Minnesota's farmland is worth about $100 billion, and given that land often accounts for 80 percent of a farm's assets, that value has served as an economic engine. It provides farmers the collateral they need to buy equipment and grow crops.
Farmers in Minnesota expect a down year because of June's damaging weather. The bumper crop elsewhere means corn prices won't go high enough to make a profit.
Minnesota exported agricultural products worth $7 million to Russia in 2013, but that is only about 1 percent of the state's non-manufactured exports.
The four candidates vying for the Republican nomination to challenge Gov. Mark Dayton found a receptive crowd for their message that government regulations are getting in the way of small businesses like farms.
Buying 100 acres of good farmland can cost $1 million, and that amount of land often is too little to support a family.
Statewide, damage from last month's flooding has surpassed $50 million and is still rising, Gov. Mark Dayton said.
A University of Minnesota study says a recent switch from grassland to crops in southeastern Minnesota could increase the number of household wells contaminated with nitrates.

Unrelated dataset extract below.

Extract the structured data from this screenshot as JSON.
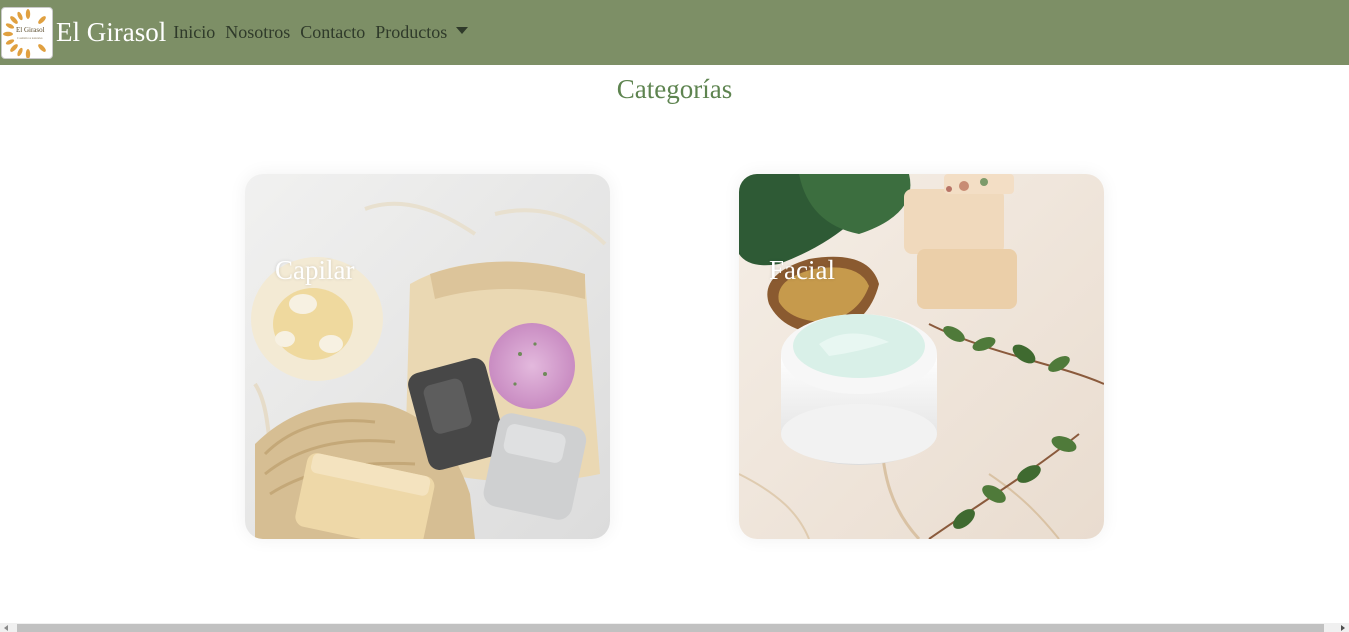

Minnesotans are spending millions of dollars to deal with nitrate contamination in their water, and the state agriculture department says it's time to insist that farmers do more to prevent the problem.
DNR Capt. Greg Salo says the blood alcohol content limit on water is the same as on land, and "people can look at boating under the influence and operating a motor vehicle under the influence as one in the same."
"We had high intensity rain, and we've got overland flow and stormwater runoff going into the river," said Pat Baskfield, of the Minnesota Pollution Control Agency, and coordinator of a statewide river monitoring program.
Starting on Tuesday, most diesel fuel sold in Minnesota will contain 10 percent biodiesel, which is double the current portion. The requirement is the latest step in Minnesota's push for more renewable fuels.
Rain and hail have made a mess of thousands of acres of Minnesota farmland, so much so that U.S. Agriculture Department officials are out assessing the toll. They don't have a state-wide damage estimate yet, but farmers don't need an official assessment to know that the storms have created a lot of extra work.
Farm fields became ponds and roads flowed like rivers this week as downpours in Minnesota soaked saturated ground, damaging crops and threatening homes from the Iowa border to International Falls.
A state judge has declined to punish a southern Minnesota farmer for selling raw milk and violating the terms of his probation.
Ethanol producers like those in Minnesota's $2 billion a year industry are worried the EPA will effectively order a cut in ethanol production.